“In my new role, I’m inspired by the promise of primary health care to promote health and wellbeing for all populations throughout their lives. COVID-19 has placed in stark relief health inequities and the need to do things differently—from increasing options for self-care and telemedicine to clinical task-shifting to leveraging digital tools and data-driven systems that reinforce health promotion and access to culturally-centered and community-informed care.”

18116   Catherine Mulenga, nurse in charge for the children’s ward, in the Children’s Inpatient Ward for Malnutrition, Kitwe Central Hospital, a location associated with the Thrive Project

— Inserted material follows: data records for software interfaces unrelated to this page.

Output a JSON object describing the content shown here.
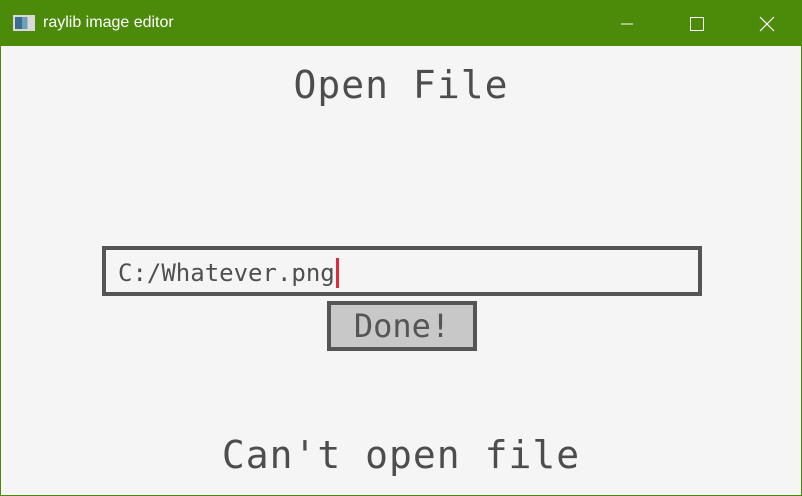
{
  "window": {
    "title": "raylib image editor",
    "icon": "raylib-app-icon",
    "controls": [
      "minimize-icon",
      "maximize-icon",
      "close-icon"
    ],
    "titlebar_color": "#4c8a0a"
  },
  "dialog": {
    "heading": "Open File",
    "path_input": {
      "value": "C:/Whatever.png"
    },
    "done_button": "Done!",
    "status_message": "Can't open file"
  },
  "colors": {
    "text": "#4d4d4d",
    "border": "#555555",
    "button_bg": "#c8c8c8",
    "caret": "#e2283a",
    "background": "#f5f5f5"
  }
}
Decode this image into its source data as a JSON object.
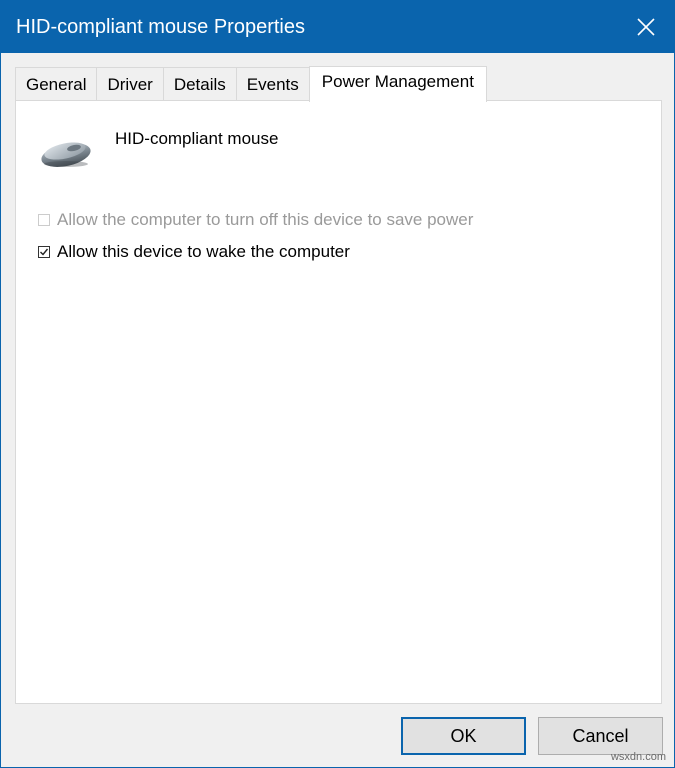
{
  "window": {
    "title": "HID-compliant mouse Properties"
  },
  "tabs": [
    {
      "label": "General"
    },
    {
      "label": "Driver"
    },
    {
      "label": "Details"
    },
    {
      "label": "Events"
    },
    {
      "label": "Power Management",
      "active": true
    }
  ],
  "device": {
    "name": "HID-compliant mouse",
    "icon": "mouse-icon"
  },
  "options": [
    {
      "label": "Allow the computer to turn off this device to save power",
      "checked": false,
      "enabled": false
    },
    {
      "label": "Allow this device to wake the computer",
      "checked": true,
      "enabled": true
    }
  ],
  "buttons": {
    "ok": "OK",
    "cancel": "Cancel"
  },
  "watermark": "wsxdn.com",
  "colors": {
    "titlebar": "#0a64ad",
    "panel": "#ffffff",
    "dialog": "#f0f0f0"
  }
}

Catherine Mulenga, nurse in charge of the children’s ward for malnutrition at Kitwe Central Hospital in Zambia. Photo: PATH/Gabe Bienczycki.

“The year ahead will be challenging, but it will also provide new opportunities to advance people-centered primary health care and its financing through universal health coverage,” says Dr. Nanthalile Mugala, PATH's Chief of Africa Region. “PATH has a vital role to play in ensuring equitable access to essential health services and in transforming the future of primary health care.”

Alongside Dr. Green, more than 100 members of PATH’s PHC program, and other allied programs across PATH, will continue closing gaps in health access and affordability and working toward universal health coverage by 2030.

If you’re interested in learning more about how you can engage please contact us.

“PATH has a vital role to play in ensuring equitable access to essential health services and in transforming the future of primary health care.”
— Nanthalile Mugala, Chief of Africa Region

Read More